10/10/2011 05:37 pm ET Updated Dec 10, 2011

The Campaign Against the Campaign Against Health

This post was co-authored by Jamie Ruddy.

This week a few brave politicians stood up to protest the political attacks aimed squarely at women's health. Henry Waxman and Diana DeGette publicly rebuked the House and Energy Republican members for smearing Planned Parenthood by launching audits into 'misuse of federal funds.' It was in fact the Republican members themselves who are misusing public funds in launching these ideologically motivated audits. The official audits are regularly carried out by the Health and Human Services Department who consistently report that funds are spent appropriately. This follows the farcical scene of the GOP's attempted mugging of the president over the debt ceiling negotiations. Again, extreme conservatives were willing to hold the financial security of the nation hostage in order to extract the prize of defunding women's services.

As election season looms we are going to need a lot more people to show the strength to stand up against ideological attacks on services that promote women's health. Furthermore, in a healthcare system where the middle class can no longer afford to get a regular doctor's check up, non-profits such as Planned Parenthood are becoming even more essential.

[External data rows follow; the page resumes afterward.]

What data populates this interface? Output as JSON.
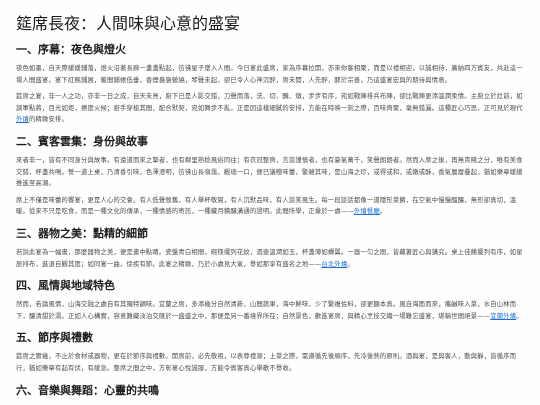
{
  "title": "筵席長夜：人間味與心意的盛宴",
  "sections": [
    {
      "heading": "一、序幕：夜色與燈火",
      "paras": [
        {
          "pre": "夜色如墨，自天際緩緩鋪落，燈火沿著長廊一盞盞點起，彷彿星子墜入人間。今日宴此盛席，家為序幕拉開，亦來你客相聚，而是以禮相迎，以誠相待，廣納四方賓友，共赴這一場人間盛宴。宴下紅氈鋪展，暖間鋪帳低垂，香煙裊裊縈繞，琴聲未起，卻已令人心神沉醉，席未開，人先醉，酵於宗善，乃這盛宴宏與的期待與情意。"
        },
        {
          "pre": "筵席之宴，非一人之功，亦非一日之成，自天未亮，廚下已是人影交錯，刀聲雨落，洗、切、醃、燉，步步有序，宛如戰陣排兵布陣，卻比戰陣更添溫潤柔情。主廚立於灶前，如調軍點將，目光如炬，擦度火候；廚手穿梭其間，配合默契，宛如舞步不亂。正是因這樣細膩的安排，方能在時映一刻之際，百味齊聚，毫無錯漏。這種匠心巧思，正可見於現代",
          "link": "外燴",
          "post": "的精緻安排。"
        }
      ]
    },
    {
      "heading": "二、賓客雲集：身份與故事",
      "paras": [
        {
          "pre": "來者非一，皆有不同身分與故事。有遠道而來之摯者，也有鄰里熟稔風俗同往；有衣冠整齊，言談謹慎者，也有豪氣萬千，笑聲朗朗者。然而入席之後，再無貴賤之分，唯有美食交錯，杯盞共鳴。誓一道上桌，乃清香引味，色澤澄明，彷彿山長嶺靄，觀瑙一口，便已議贈味蕾，繁雜其味，是山海之珍，或得或和，或嫩或酥，香氣層層疊起，猶如樂章緩緩推進至高潮。"
        },
        {
          "pre": "席上不僅是味蕾的饗宴，更是人心的交會。有人低聲敘舊，有人舉杯敬賀，有人沉默品味，有人談笑風生。每一段談話都像一道隱形菜餚，在空氣中慢慢醞釀，無形卻真切，溫暖。從來不只是吃食，而是一種文化的傳承，一種情感的寄託，一種藏月積釀溝通的證明。此間所學，正彙於一處——",
          "link": "外燴餐廳",
          "post": "。"
        }
      ]
    },
    {
      "heading": "三、器物之美：點精的細節",
      "paras": [
        {
          "pre": "若說此宴為一幅畫，那麼器物之美，便是畫中點睛。瓷盤青白相間，碗筷擺列花紋，酒壺溫潤如玉，杯盞薄如蟬翼。一器一匀之間，皆藏著匠心與講究。桌上佳餚擺列有序，如星辰排布，進退自觀其度；如同宴一曲，徐疾有節。此宴之精緻，乃於小處見大氣，譽如那享有盛名之地——",
          "link": "台北外燴",
          "post": "。"
        }
      ]
    },
    {
      "heading": "四、風情與地域特色",
      "paras": [
        {
          "pre": "然而，若論風情，山海交融之處自有其獨特韻味。宜蘭之席，多添幾分自然清新，山間蔬果，海中鮮味，少了繁複佐料，卻更顯本真。風自海面而來，攜鹹味入菜，水自山林而下，釀清甜於湯。正如人心構實，容意難藏淡泊交匯於一盛盛之中，那便是另一番境界所在；自然景色，歡進宴席，與精心烹技交織一場難忘盛宴，堪稱世間絕景——",
          "link": "宜蘭外燴",
          "post": "。"
        }
      ]
    },
    {
      "heading": "五、節序與禮數",
      "paras": [
        {
          "pre": "筵席之實幾，不止於食材或器物，更在於節序與禮數。開席前，必先敬祖，以表尊禮源；上菜之際，需遵循先後順序，先冷後熱的原則。酒與宴，是與客人，動與靜，皆循序而行，猶如樂章有起有伏，有緩急。整席之間之中，方彰宴心悅誠服，方能令賓客真心舉歡不譽收。"
        }
      ]
    },
    {
      "heading": "六、音樂與舞蹈：心靈的共鳴",
      "paras": []
    }
  ]
}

And those attacks will come. In a recent profile of Michele Bachmann's improbable rise to GOP presidential candidate, Ryan Lizza details how Bachmann's earliest political actions were all linked to opposing institutions that provided abortions. The current Republican candidates seem almost giddy at naming Supreme Court justices who would add to the conservative majority on the bench. And Mitt Romney once a pro-choice governor from Massachusetts, now a professional weathervane of conservative opinion as soon as someone tells him what it is -- caved to conservative pressure to defund Planned Parenthood and other health providers. The National Review goes as far as to declare that defunding Planned Parenthood is a litmus test for any would-be GOP president.

But this issue goes well beyond just the hot-button issue of abortion. Just as conservatives insist on teaching creationism alongside science-based explanations like evolution, so too are the same activists trying to politicize the classroom. It seems that they are determined that if the facts don't fit their prejudices, it's easier to change the facts. On the agenda: bring back abstinence-only education that doesn't have any effect on teen pregnancies or STDs, re-educating those of a minority sexual orientation (is having your wife run for president the best free infomercial or what?), and what we don't know should be as scary as what we do -- all of the GOP candidates are vague on details and extremist on rhetoric.

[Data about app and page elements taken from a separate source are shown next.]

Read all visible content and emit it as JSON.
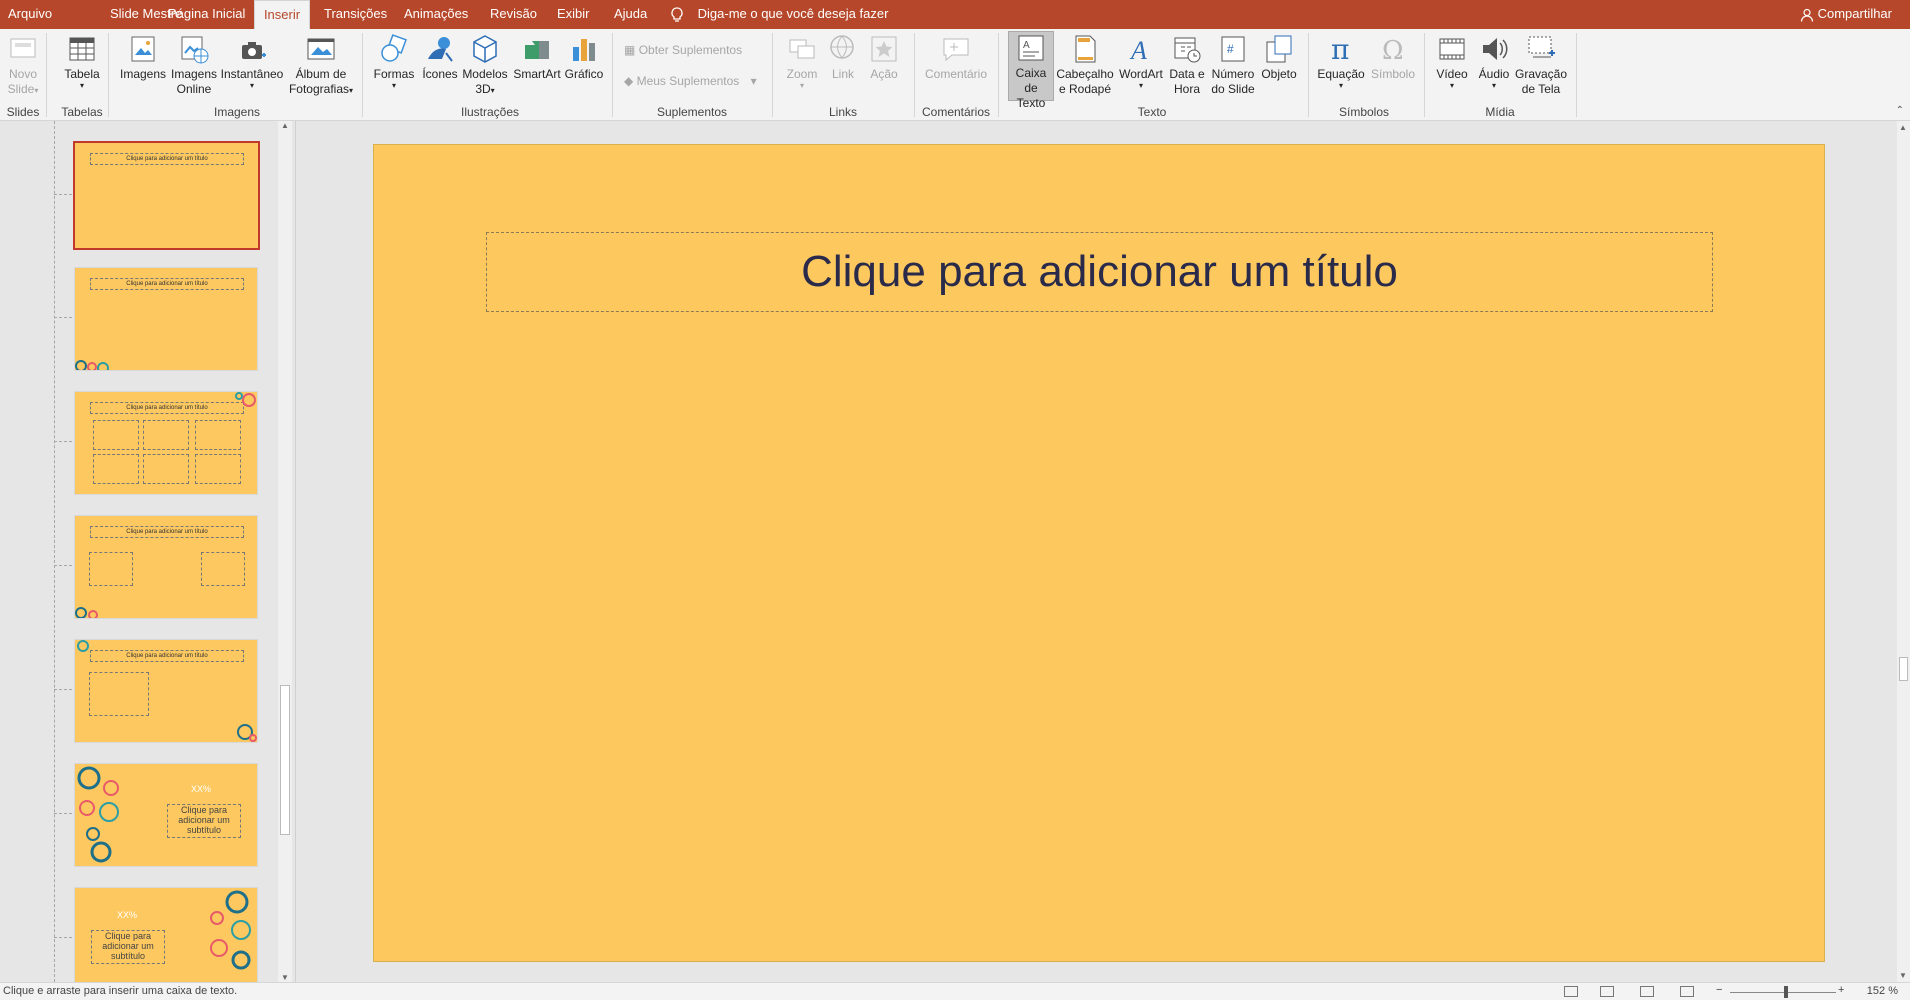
{
  "tabs": [
    "Arquivo",
    "Slide Mestre",
    "Página Inicial",
    "Inserir",
    "Transições",
    "Animações",
    "Revisão",
    "Exibir",
    "Ajuda"
  ],
  "tell_me": "Diga-me o que você deseja fazer",
  "share": "Compartilhar",
  "ribbon": {
    "novo_slide": [
      "Novo",
      "Slide"
    ],
    "tabela": "Tabela",
    "imagens": "Imagens",
    "imagens_online": [
      "Imagens",
      "Online"
    ],
    "instantaneo": "Instantâneo",
    "album": [
      "Álbum de",
      "Fotografias"
    ],
    "formas": "Formas",
    "icones": "Ícones",
    "modelos3d": [
      "Modelos",
      "3D"
    ],
    "smartart": "SmartArt",
    "grafico": "Gráfico",
    "obter_suplementos": "Obter Suplementos",
    "meus_suplementos": "Meus Suplementos",
    "zoom": "Zoom",
    "link": "Link",
    "acao": "Ação",
    "comentario": "Comentário",
    "caixa_texto": [
      "Caixa",
      "de Texto"
    ],
    "cabecalho": [
      "Cabeçalho",
      "e Rodapé"
    ],
    "wordart": "WordArt",
    "data_hora": [
      "Data e",
      "Hora"
    ],
    "numero_slide": [
      "Número",
      "do Slide"
    ],
    "objeto": "Objeto",
    "equacao": "Equação",
    "simbolo": "Símbolo",
    "video": "Vídeo",
    "audio": "Áudio",
    "gravacao": [
      "Gravação",
      "de Tela"
    ],
    "groups": {
      "slides": "Slides",
      "tabelas": "Tabelas",
      "imagens": "Imagens",
      "ilustracoes": "Ilustrações",
      "suplementos": "Suplementos",
      "links": "Links",
      "comentarios": "Comentários",
      "texto": "Texto",
      "simbolos": "Símbolos",
      "midia": "Mídia"
    }
  },
  "thumbs": {
    "title": "Clique para adicionar um título",
    "subtitle": "Clique para adicionar um subtítulo",
    "pct": "XX%"
  },
  "slide": {
    "title_placeholder": "Clique para adicionar um título"
  },
  "status": {
    "message": "Clique e arraste para inserir uma caixa de texto.",
    "zoom": "152 %"
  },
  "colors": {
    "accent": "#b7472a",
    "slide_bg": "#fdc95e",
    "title_text": "#2a2a4a"
  }
}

Well, if conservatives want to make women's health an issue, let's make it an issue. It's time that progressives and habitually apolitical citizens tell their stories about sexual health education in school, about when they turned to Planned Parenthood because there was no place left to go, or they simply needed access to information that was science-based and unbiased. If evangelical right-wing groups pound sidewalks, spread misinformation, and make large campaign contributions for those who would attack Planned Parenthood as a priority, then those who believe in truth, choice and access for all must fight back.